Thus, for $p=13,$ there is no way to partition $13$ to get any of the primes $127, 131, 137,139.$

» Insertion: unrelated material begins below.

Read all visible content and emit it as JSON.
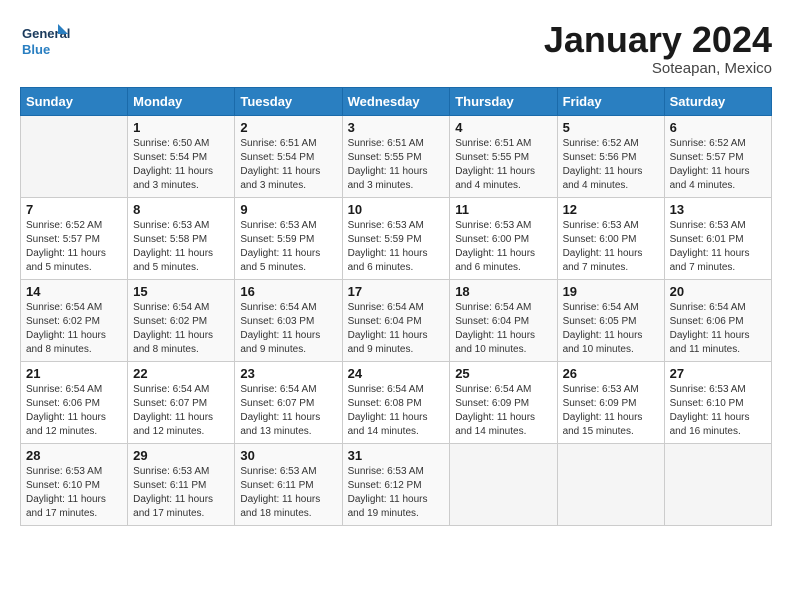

Allowing also partitions of $p+2$ gives a bunch more values between $(p-2)^2$ and $(p-1)^2, but still a finite list of values. If we allow partitions of$p$and$p+2$, for$p\geq 15$, the only values we get strictly between$(p-2)^2$and$(p-1)^2$are: $$(p-2)^2+2,\\(p-2)^2+4,\\(p-2)^2+6,\\(p-2)^2+8,\\(p-2)^2+10,\\(p-2)^2+16.$$ When$p=31,(p-2)^2+12=853$is not in this set. If$p\equiv 1\pmod{3}$and$(p-2)^2\equiv 1\pmod{\cdot 5\cdot 7\cdot 11\cdot 17}$then all of the above are composite, and thus, if your conjecture were true, we'd have infinitely many$n=p-2$with no primes between$n^2$and$(n+1)^2.$(At the moment is unknown if there exists any such$n$.) More generally, for fixed$k,$if you allow partitions of$p,p+2,\dots,p+2k,$then you can still get, for$p\geq 2k^2+6k+7,$finitely many values in the range$(p-2)^2$and$(p-1)^2.$If these covered all primes, you could find infinitely many$p$such that there is no prime in that range. (That doesn't mean that it is impossible to find such$k,$only that finding such$k$would solve an unsolved problem with a big set of counterexamples.) In particular, if$p\equiv 1,3\pmod{q}$for all primes$q<4(k+1)^2,$then any prime between$(p-2)^2$and$(p-1)^2$would be a counterexample. • Can you please give the name or a link to the unsolved problem you referred to. – user25406 Apr 2 '18 at 23:27 • I don’t have a name or link, but it is the question of whether there is always a prime between$n^2$and$(n+1)^2$for any integer$n>0.$– Thomas Andrews Apr 2 '18 at 23:34 • link.springer.com/article/10.1007/s000130050469 This link says it is a very hard problem. – Thomas Andrews Apr 2 '18 at 23:36 • I was able to produce p=853 by considering the partition of 35 ( not a prime of course). So if we considered the partition of$33$and$35$, then one of them will not give 853 but the other one will since$29^2+3^2+1+1+1=853$– user25406 Apr 2 '18 at 23:38 • Right, I said$31$and$33\$ won’t give the value 853. Your example doesn’t disprove that. – Thomas Andrews Apr 2 '18 at 23:41